▶ THE TASK: What you return must match the records exactly, except that the pictures are gone.

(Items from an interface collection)
§

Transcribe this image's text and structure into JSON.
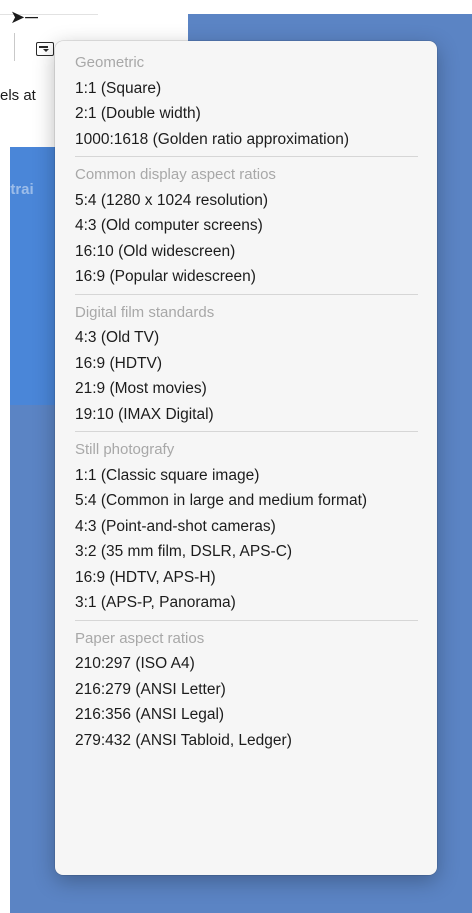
{
  "background": {
    "partial_label_left": "els at",
    "partial_label_constrain": "strai"
  },
  "menu": {
    "sections": [
      {
        "header": "Geometric",
        "items": [
          "1:1 (Square)",
          "2:1 (Double width)",
          "1000:1618 (Golden ratio approximation)"
        ]
      },
      {
        "header": "Common display aspect ratios",
        "items": [
          "5:4 (1280 x 1024 resolution)",
          "4:3 (Old computer screens)",
          "16:10 (Old widescreen)",
          "16:9 (Popular widescreen)"
        ]
      },
      {
        "header": "Digital film standards",
        "items": [
          "4:3 (Old TV)",
          "16:9 (HDTV)",
          "21:9 (Most movies)",
          "19:10 (IMAX Digital)"
        ]
      },
      {
        "header": "Still photografy",
        "items": [
          "1:1 (Classic square image)",
          "5:4 (Common in large and medium format)",
          "4:3 (Point-and-shot cameras)",
          "3:2 (35 mm film, DSLR, APS-C)",
          "16:9 (HDTV, APS-H)",
          "3:1 (APS-P, Panorama)"
        ]
      },
      {
        "header": "Paper aspect ratios",
        "items": [
          "210:297 (ISO A4)",
          "216:279 (ANSI Letter)",
          "216:356 (ANSI Legal)",
          "279:432 (ANSI Tabloid, Ledger)"
        ]
      }
    ]
  }
}
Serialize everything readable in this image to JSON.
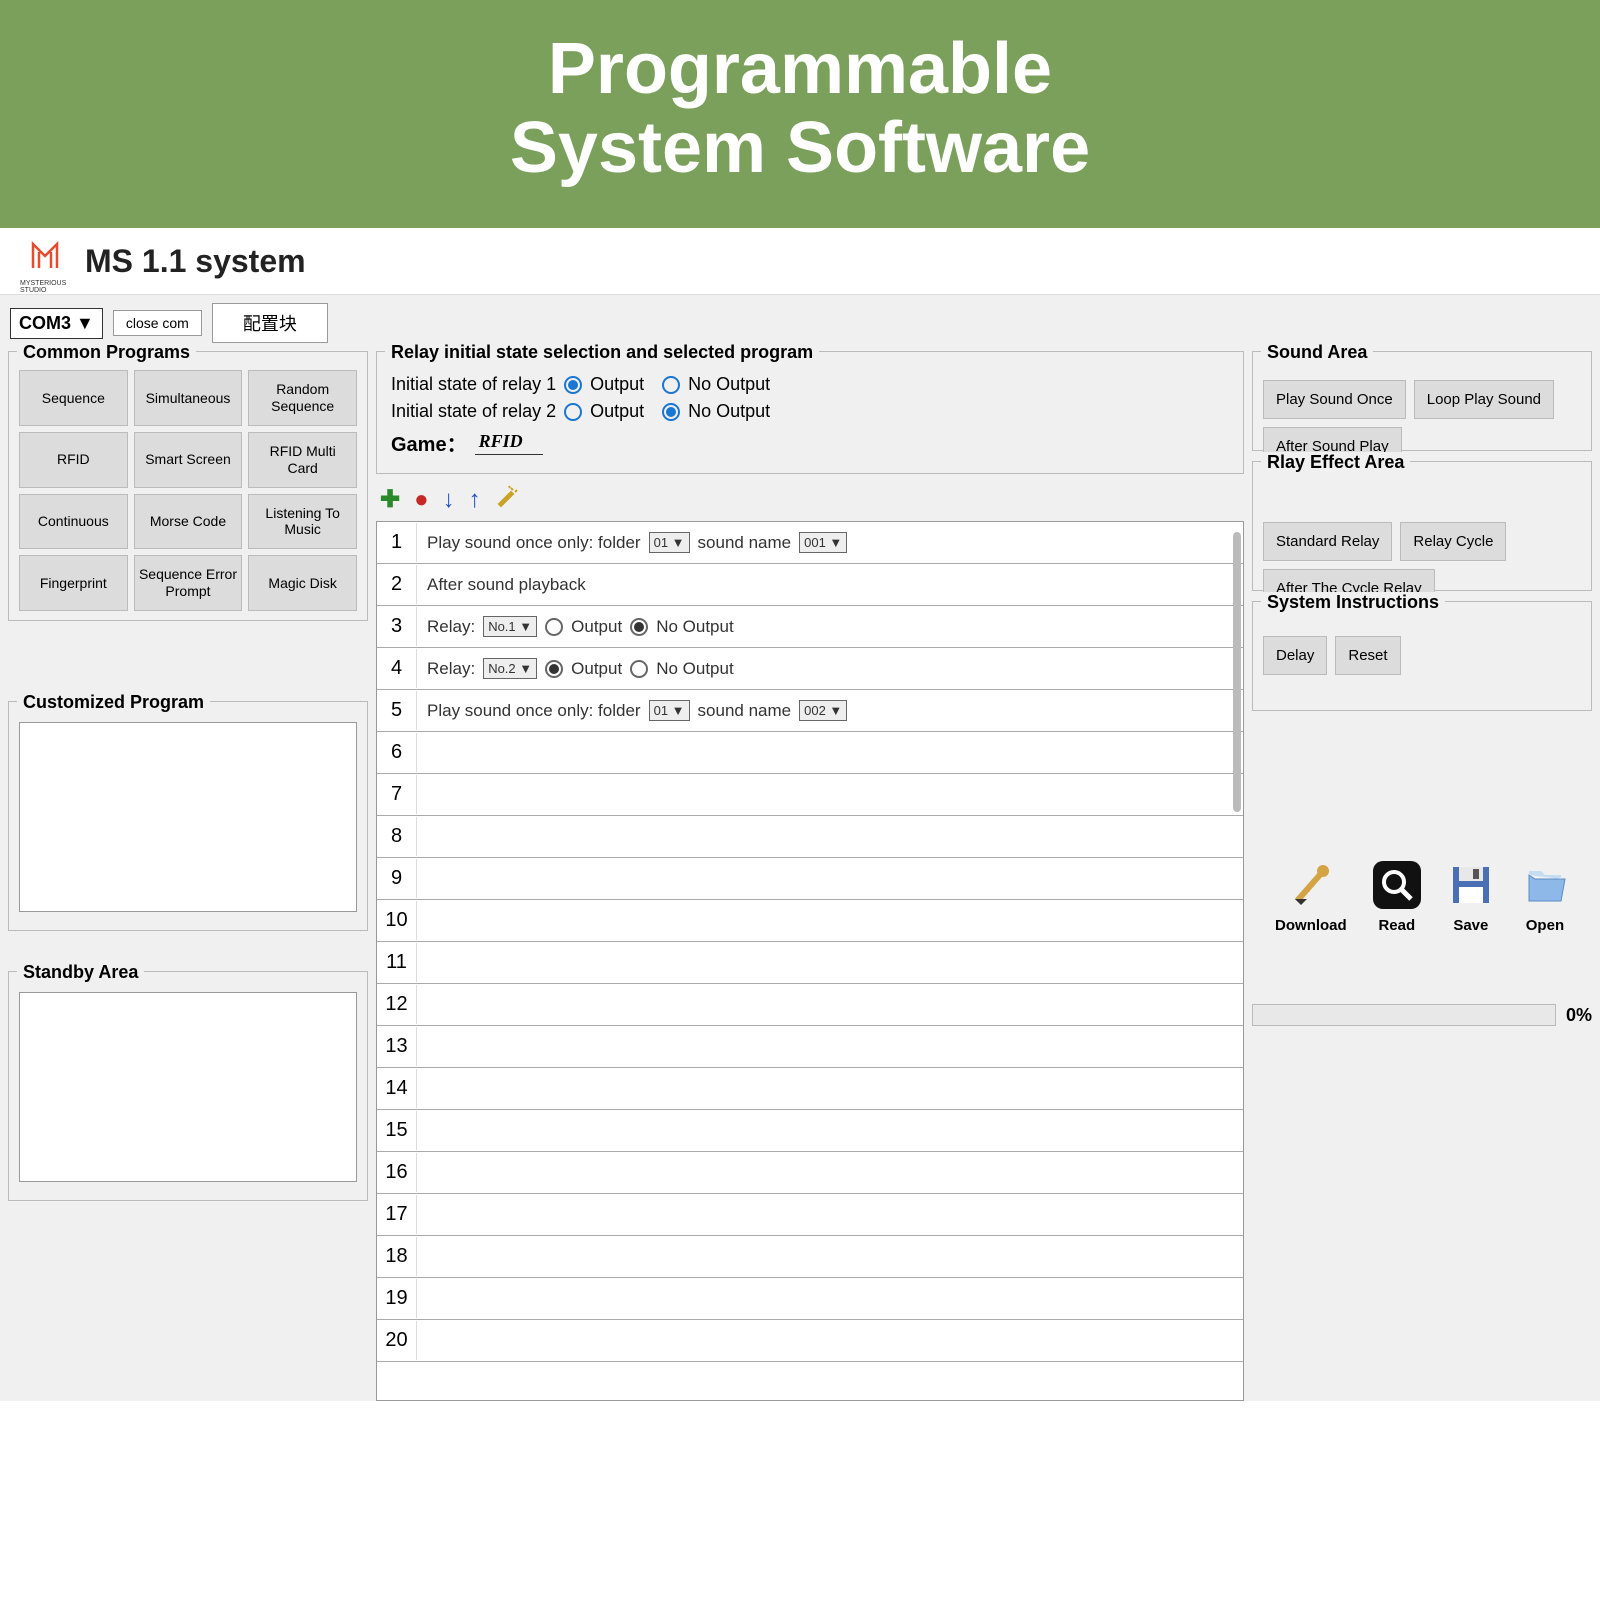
{
  "banner": {
    "line1": "Programmable",
    "line2": "System Software"
  },
  "logo": {
    "brand": "MYSTERIOUS STUDIO"
  },
  "appTitle": "MS 1.1 system",
  "toolbar": {
    "com": "COM3 ▼",
    "closeCom": "close  com",
    "config": "配置块"
  },
  "commonPrograms": {
    "title": "Common Programs",
    "items": [
      "Sequence",
      "Simultaneous",
      "Random Sequence",
      "RFID",
      "Smart Screen",
      "RFID Multi Card",
      "Continuous",
      "Morse Code",
      "Listening To Music",
      "Fingerprint",
      "Sequence Error Prompt",
      "Magic Disk"
    ]
  },
  "customProgram": {
    "title": "Customized Program"
  },
  "standbyArea": {
    "title": "Standby Area"
  },
  "relayPanel": {
    "title": "Relay initial state selection and selected program",
    "relay1Label": "Initial state of relay 1",
    "relay2Label": "Initial state of relay 2",
    "outputLabel": "Output",
    "noOutputLabel": "No Output",
    "gameLabel": "Game：",
    "gameValue": "RFID"
  },
  "steps": {
    "row1": {
      "prefix": "Play sound once only: folder",
      "folder": "01 ▼",
      "mid": "sound name",
      "sound": "001 ▼"
    },
    "row2": {
      "text": "After sound playback"
    },
    "row3": {
      "prefix": "Relay:",
      "sel": "No.1 ▼",
      "out": "Output",
      "noout": "No Output"
    },
    "row4": {
      "prefix": "Relay:",
      "sel": "No.2 ▼",
      "out": "Output",
      "noout": "No Output"
    },
    "row5": {
      "prefix": "Play sound once only: folder",
      "folder": "01 ▼",
      "mid": "sound name",
      "sound": "002 ▼"
    }
  },
  "soundArea": {
    "title": "Sound Area",
    "btns": [
      "Play Sound Once",
      "Loop Play Sound",
      "After Sound Play"
    ]
  },
  "relayEffect": {
    "title": "Rlay Effect Area",
    "btns": [
      "Standard Relay",
      "Relay Cycle",
      "After The Cycle Relay"
    ]
  },
  "sysInstr": {
    "title": "System Instructions",
    "btns": [
      "Delay",
      "Reset"
    ]
  },
  "actions": {
    "download": "Download",
    "read": "Read",
    "save": "Save",
    "open": "Open"
  },
  "progress": {
    "pct": "0%"
  },
  "rowCount": 20
}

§

▶ EXERCISE RESULT:
Transcribe this image's text and structure into JSON.
{
  "background": {
    "partial_label_left": "els at",
    "partial_label_constrain": "strai"
  },
  "menu": {
    "sections": [
      {
        "header": "Geometric",
        "items": [
          "1:1 (Square)",
          "2:1 (Double width)",
          "1000:1618 (Golden ratio approximation)"
        ]
      },
      {
        "header": "Common display aspect ratios",
        "items": [
          "5:4 (1280 x 1024 resolution)",
          "4:3 (Old computer screens)",
          "16:10 (Old widescreen)",
          "16:9 (Popular widescreen)"
        ]
      },
      {
        "header": "Digital film standards",
        "items": [
          "4:3 (Old TV)",
          "16:9 (HDTV)",
          "21:9 (Most movies)",
          "19:10 (IMAX Digital)"
        ]
      },
      {
        "header": "Still photografy",
        "items": [
          "1:1 (Classic square image)",
          "5:4 (Common in large and medium format)",
          "4:3 (Point-and-shot cameras)",
          "3:2 (35 mm film, DSLR, APS-C)",
          "16:9 (HDTV, APS-H)",
          "3:1 (APS-P, Panorama)"
        ]
      },
      {
        "header": "Paper aspect ratios",
        "items": [
          "210:297 (ISO A4)",
          "216:279 (ANSI Letter)",
          "216:356 (ANSI Legal)",
          "279:432 (ANSI Tabloid, Ledger)"
        ]
      }
    ]
  }
}
Serialize everything readable in this image to JSON.
{
  "banner": {
    "line1": "Programmable",
    "line2": "System Software"
  },
  "logo": {
    "brand": "MYSTERIOUS STUDIO"
  },
  "appTitle": "MS 1.1 system",
  "toolbar": {
    "com": "COM3 ▼",
    "closeCom": "close  com",
    "config": "配置块"
  },
  "commonPrograms": {
    "title": "Common Programs",
    "items": [
      "Sequence",
      "Simultaneous",
      "Random Sequence",
      "RFID",
      "Smart Screen",
      "RFID Multi Card",
      "Continuous",
      "Morse Code",
      "Listening To Music",
      "Fingerprint",
      "Sequence Error Prompt",
      "Magic Disk"
    ]
  },
  "customProgram": {
    "title": "Customized Program"
  },
  "standbyArea": {
    "title": "Standby Area"
  },
  "relayPanel": {
    "title": "Relay initial state selection and selected program",
    "relay1Label": "Initial state of relay 1",
    "relay2Label": "Initial state of relay 2",
    "outputLabel": "Output",
    "noOutputLabel": "No Output",
    "gameLabel": "Game：",
    "gameValue": "RFID"
  },
  "steps": {
    "row1": {
      "prefix": "Play sound once only: folder",
      "folder": "01 ▼",
      "mid": "sound name",
      "sound": "001 ▼"
    },
    "row2": {
      "text": "After sound playback"
    },
    "row3": {
      "prefix": "Relay:",
      "sel": "No.1 ▼",
      "out": "Output",
      "noout": "No Output"
    },
    "row4": {
      "prefix": "Relay:",
      "sel": "No.2 ▼",
      "out": "Output",
      "noout": "No Output"
    },
    "row5": {
      "prefix": "Play sound once only: folder",
      "folder": "01 ▼",
      "mid": "sound name",
      "sound": "002 ▼"
    }
  },
  "soundArea": {
    "title": "Sound Area",
    "btns": [
      "Play Sound Once",
      "Loop Play Sound",
      "After Sound Play"
    ]
  },
  "relayEffect": {
    "title": "Rlay Effect Area",
    "btns": [
      "Standard Relay",
      "Relay Cycle",
      "After The Cycle Relay"
    ]
  },
  "sysInstr": {
    "title": "System Instructions",
    "btns": [
      "Delay",
      "Reset"
    ]
  },
  "actions": {
    "download": "Download",
    "read": "Read",
    "save": "Save",
    "open": "Open"
  },
  "progress": {
    "pct": "0%"
  },
  "rowCount": 20
}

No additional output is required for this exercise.